(Excerpts from an interface dataset)
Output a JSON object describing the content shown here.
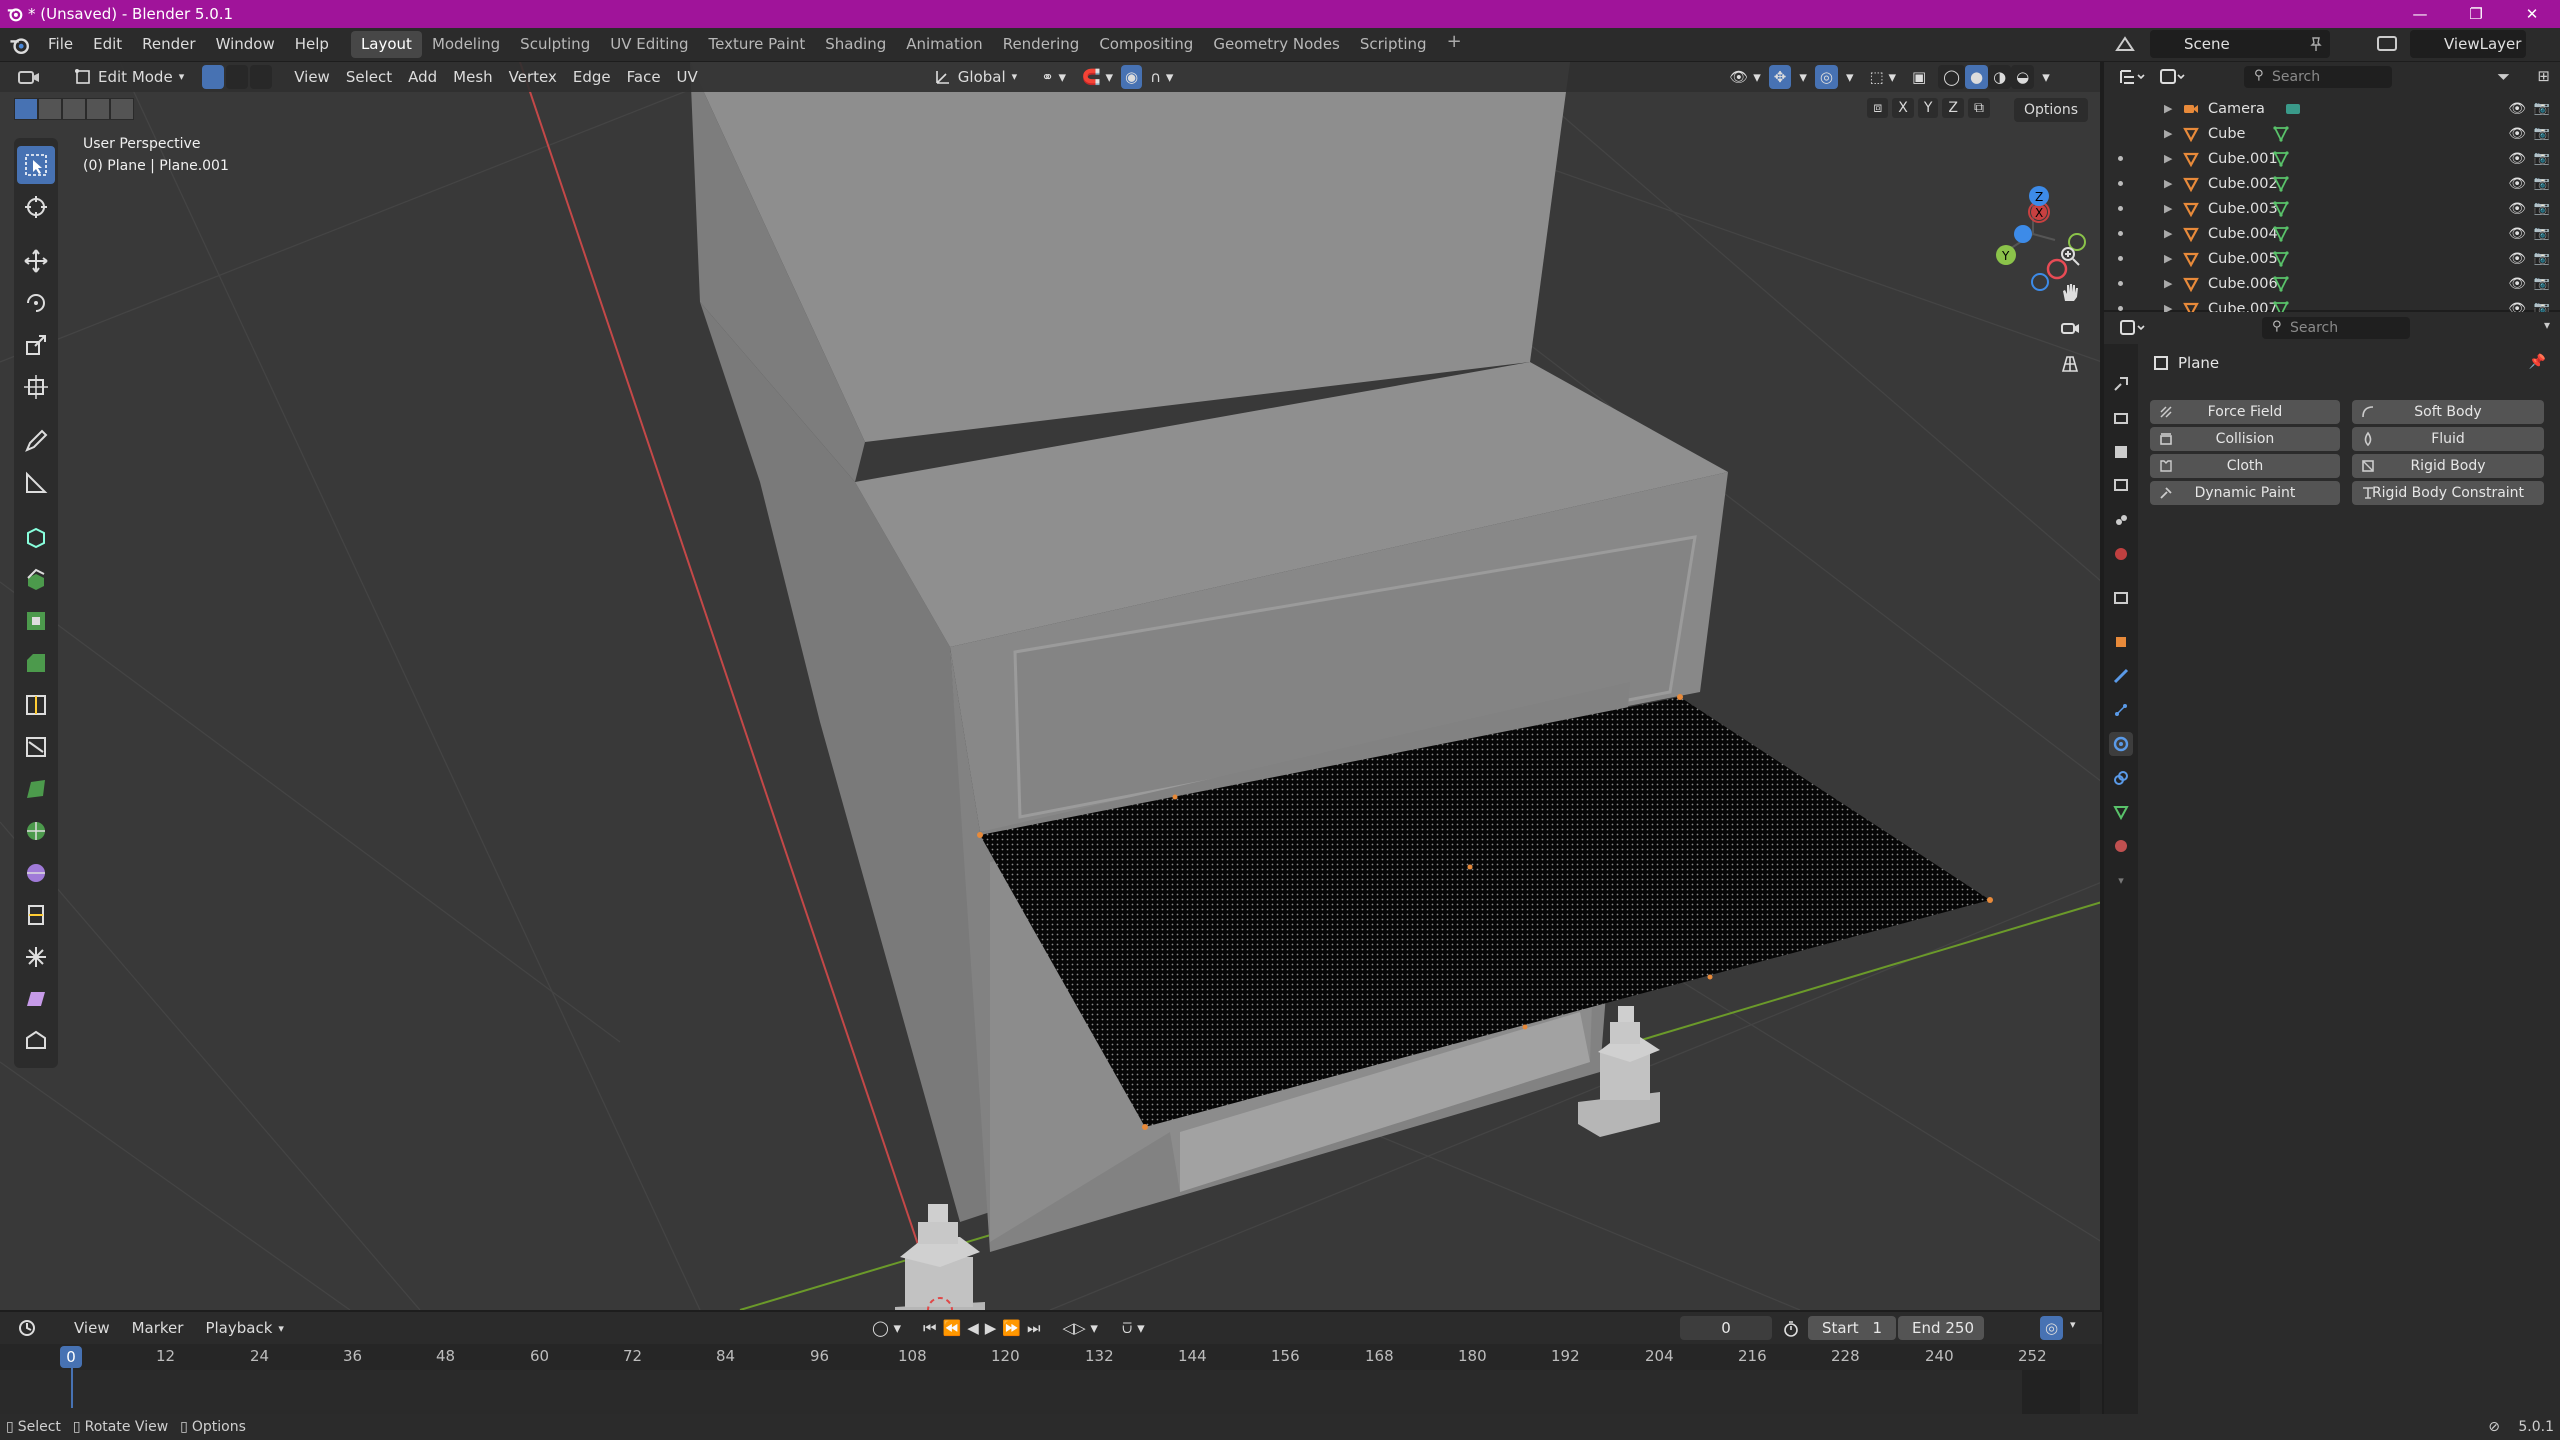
{
  "window": {
    "title": "* (Unsaved) - Blender 5.0.1",
    "minimize": "—",
    "restore": "❐",
    "close": "✕"
  },
  "menu": [
    "File",
    "Edit",
    "Render",
    "Window",
    "Help"
  ],
  "workspaces": [
    "Layout",
    "Modeling",
    "Sculpting",
    "UV Editing",
    "Texture Paint",
    "Shading",
    "Animation",
    "Rendering",
    "Compositing",
    "Geometry Nodes",
    "Scripting"
  ],
  "active_workspace": "Layout",
  "scene": "Scene",
  "view_layer": "ViewLayer",
  "viewport": {
    "mode": "Edit Mode",
    "header_menus": [
      "View",
      "Select",
      "Add",
      "Mesh",
      "Vertex",
      "Edge",
      "Face",
      "UV"
    ],
    "transform_orientation": "Global",
    "options_label": "Options",
    "axis_labels": [
      "X",
      "Y",
      "Z"
    ],
    "perspective": "User Perspective",
    "object_info": "(0) Plane | Plane.001",
    "gizmo": {
      "x": "X",
      "y": "Y",
      "z": "Z"
    }
  },
  "timeline": {
    "menus": [
      "View",
      "Marker",
      "Playback"
    ],
    "current_frame": "0",
    "start_label": "Start",
    "start": "1",
    "end_label": "End",
    "end": "250",
    "ruler": [
      "0",
      "12",
      "24",
      "36",
      "48",
      "60",
      "72",
      "84",
      "96",
      "108",
      "120",
      "132",
      "144",
      "156",
      "168",
      "180",
      "192",
      "204",
      "216",
      "228",
      "240",
      "252"
    ]
  },
  "status": {
    "select": "Select",
    "rotate": "Rotate View",
    "options": "Options",
    "version": "5.0.1"
  },
  "outliner": {
    "search_placeholder": "Search",
    "items": [
      "Camera",
      "Cube",
      "Cube.001",
      "Cube.002",
      "Cube.003",
      "Cube.004",
      "Cube.005",
      "Cube.006",
      "Cube.007"
    ]
  },
  "properties": {
    "search_placeholder": "Search",
    "object_name": "Plane",
    "physics_buttons": [
      [
        "Force Field",
        "Soft Body"
      ],
      [
        "Collision",
        "Fluid"
      ],
      [
        "Cloth",
        "Rigid Body"
      ],
      [
        "Dynamic Paint",
        "Rigid Body Constraint"
      ]
    ]
  },
  "colors": {
    "title_bar": "#a0149a",
    "accent": "#4772b3",
    "x_axis": "#e84b55",
    "y_axis": "#8bc34a",
    "z_axis": "#3d8be8",
    "object_orange": "#e88a3a",
    "mesh_green": "#59c26a"
  }
}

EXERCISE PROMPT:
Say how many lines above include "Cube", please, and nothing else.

RESPONSE TO THE TASK:
8